**Given data:**
============

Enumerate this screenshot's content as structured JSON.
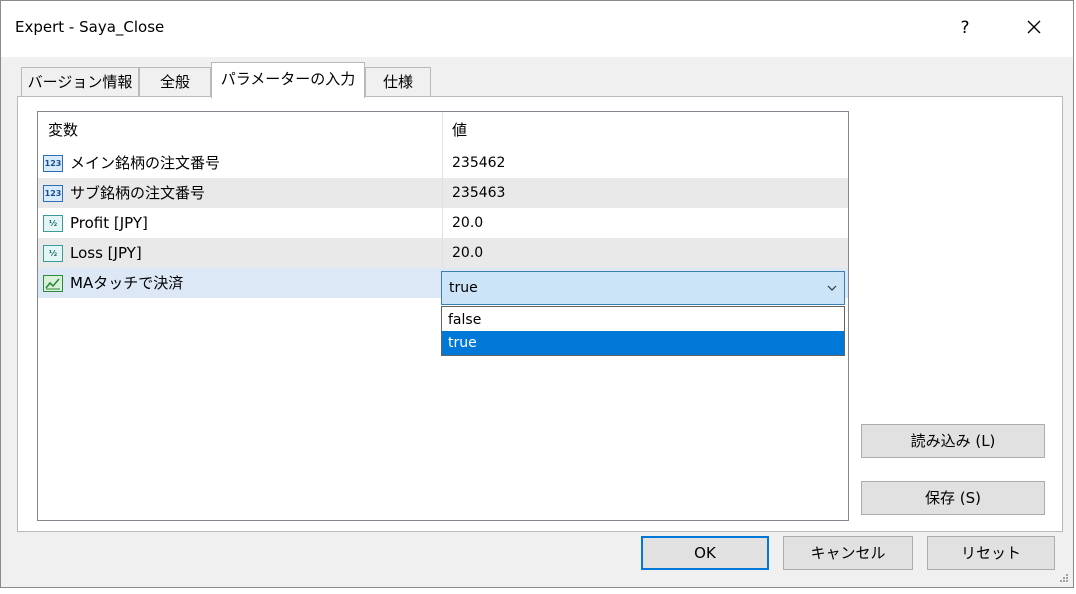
{
  "window": {
    "title": "Expert - Saya_Close",
    "help_label": "?",
    "close_label": "✕"
  },
  "tabs": [
    {
      "label": "バージョン情報"
    },
    {
      "label": "全般"
    },
    {
      "label": "パラメーターの入力"
    },
    {
      "label": "仕様"
    }
  ],
  "active_tab": "パラメーターの入力",
  "grid": {
    "headers": {
      "variable": "変数",
      "value": "値"
    },
    "rows": [
      {
        "icon": "123",
        "name": "メイン銘柄の注文番号",
        "value": "235462"
      },
      {
        "icon": "123",
        "name": "サブ銘柄の注文番号",
        "value": "235463"
      },
      {
        "icon": "½",
        "name": "Profit [JPY]",
        "value": "20.0"
      },
      {
        "icon": "½",
        "name": "Loss [JPY]",
        "value": "20.0"
      },
      {
        "icon": "bool-icon",
        "name": "MAタッチで決済",
        "value": "true"
      }
    ]
  },
  "combo": {
    "value": "true",
    "options": [
      "false",
      "true"
    ],
    "highlighted": "true"
  },
  "side_buttons": {
    "load_label": "読み込み (L)",
    "save_label": "保存 (S)"
  },
  "footer_buttons": {
    "ok_label": "OK",
    "cancel_label": "キャンセル",
    "reset_label": "リセット"
  },
  "colors": {
    "accent": "#0078d7",
    "selected_row": "#dde8f6",
    "alt_row": "#e9e9e9"
  }
}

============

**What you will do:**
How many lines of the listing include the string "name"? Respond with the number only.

**Solution to this problem:**
5